The Undercommons is an experiment in refusing the conditions of logistics: Moten and Harney want (us) to think, to pause, to interrupt, to experiment. They are clear that this project neither begins nor ends in the university, but this is the place from which they write. Part of what feels so urgent about their work is that they really question why study, in their sense of the word, is so difficult in institutions supposedly devoted to it. “That's what we were trying to understand,” Moten says in the interview with Shukaitis. “How come we can't be together and think together in a way that feels good, the way it should feel good? Everybody is pissed off all the time and feels bad, but very seldom do you enter into a conversation where people are going, ‘why is it that this doesn't feel good to us?’”
Moten and Harney insist on having that conversation. They ponder the university’s investments in isolation and atomization, in instrumental ways of seeing.
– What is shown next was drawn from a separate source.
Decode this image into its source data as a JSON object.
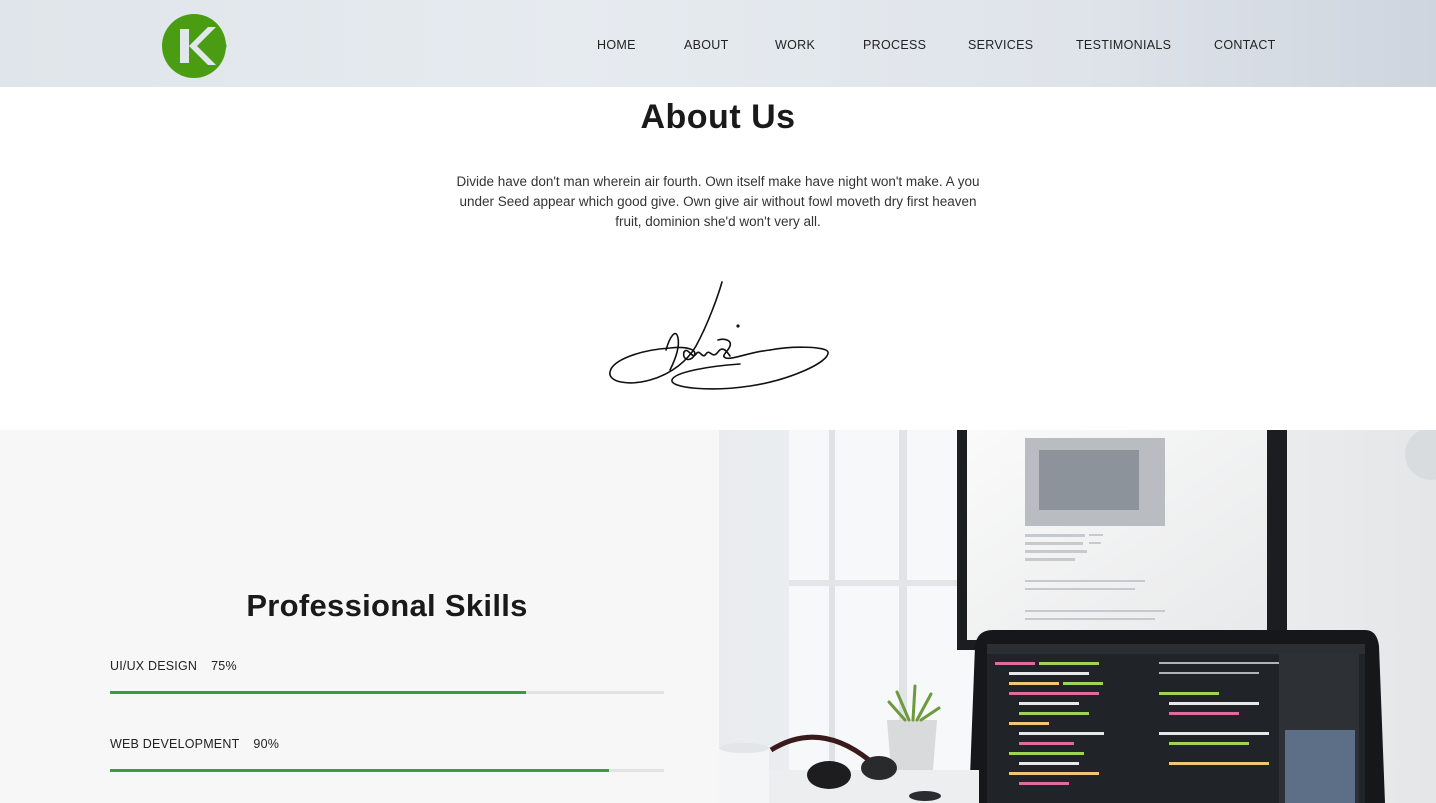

They insist that we attend to our feelings of stress and busyness, scarcity and precarity—in other words, to the sense that we have nothing to give each other, that there is nothing we owe each other. And they insist that we keep moving, beyond austerity, beyond critique, beyond opposition. “We run looking for a weapon and keep running looking to drop it,” they write. “And we can drop it, because however armed, however hard, the enemy we face is also illusory.” Our time and our attention, our care and our love: this is all we have, “the mutual debt that can never be made good,” our cause for suffering and celebration.
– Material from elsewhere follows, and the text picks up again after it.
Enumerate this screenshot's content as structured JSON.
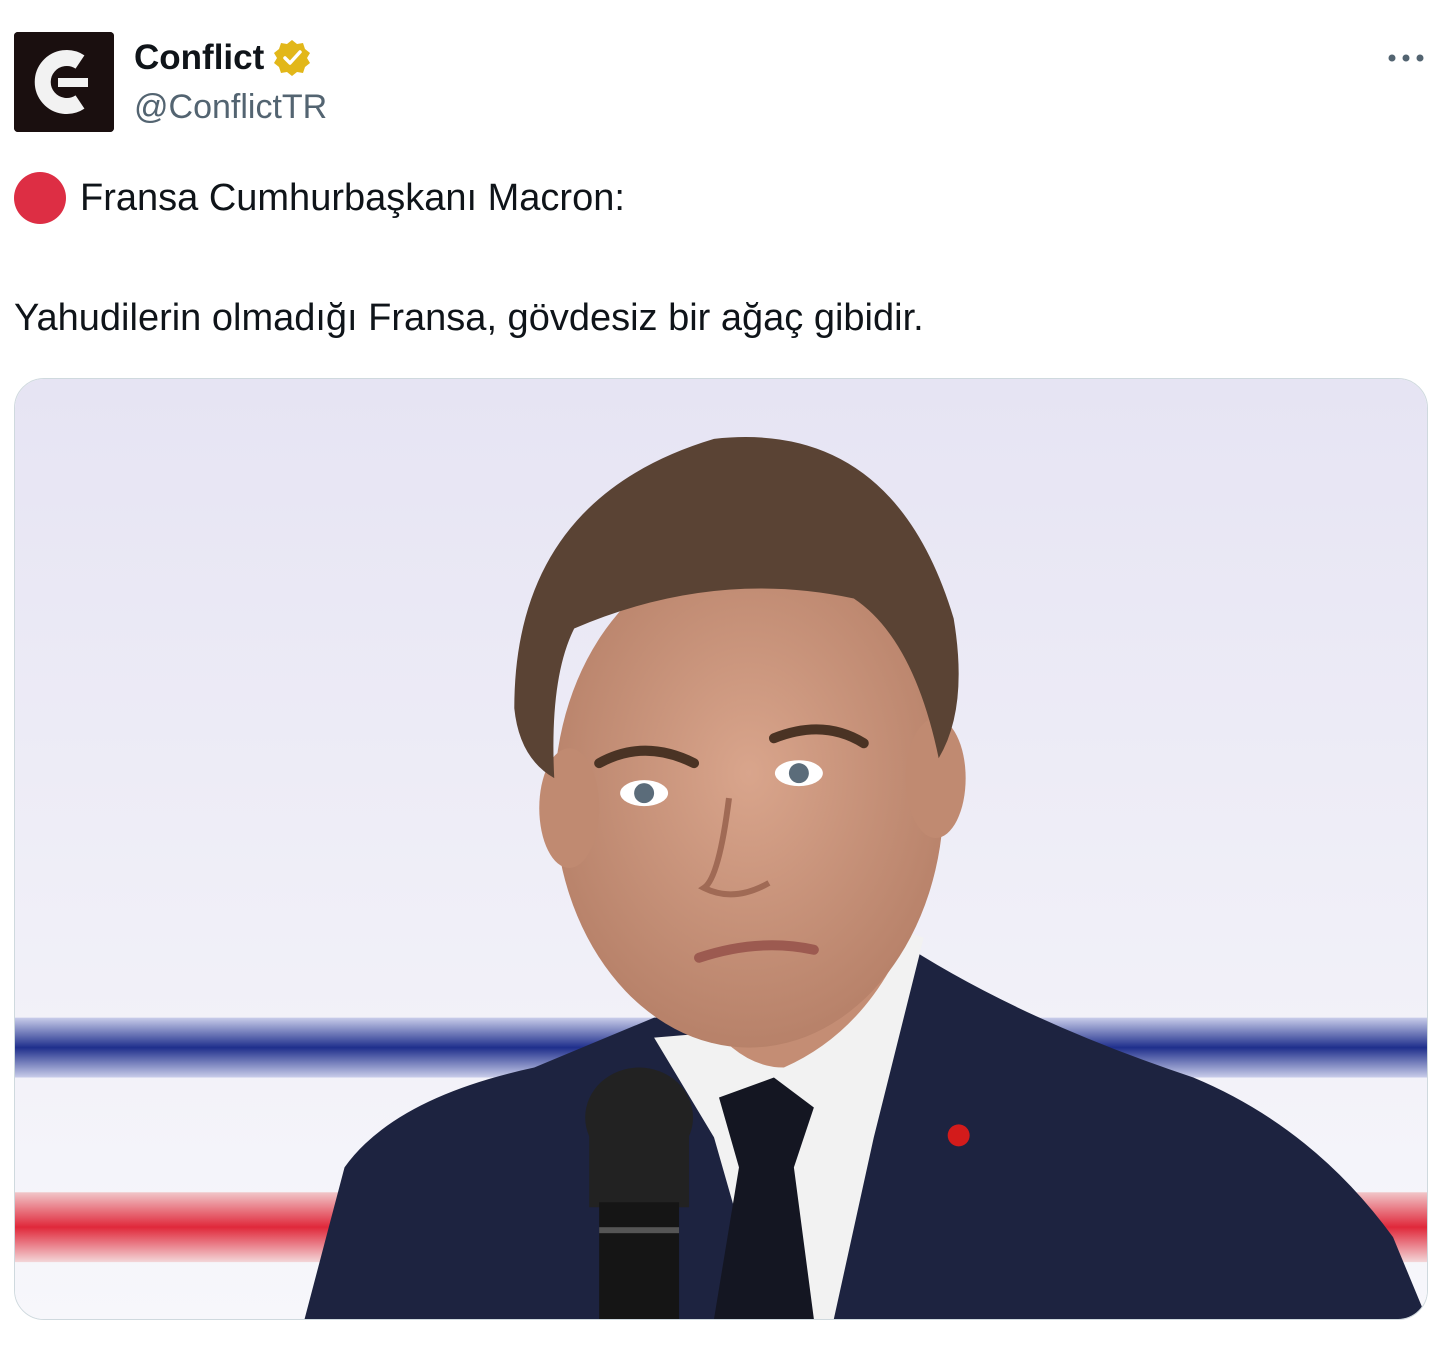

Reading The Undercommons helped me insist on having that conversation. This book moved (with) me. My copy, borrowed on interlibrary loan, began to bear the traces of its movement: all the times I pulled it out of my backpack, the times that someone lent breath to its sentences. It became an occasion to say, We’re here to study. Why doesn’t this feel good? And to ask, Why is the work of being a student so often in opposition to practices of care—for ourselves and for each other, for this city, this land, this world? The Undercommons became, in short, an occasion for study: for talking and walking around with others, among others, lingering on benches and in vacant seminar rooms, listening together to the distances. Another university is possible, and it’s already here somewhere, its cover creased from being passed back and forth, from being held until long overdue.
ZACH NGIN B'22 is convinced that we owe each other everything.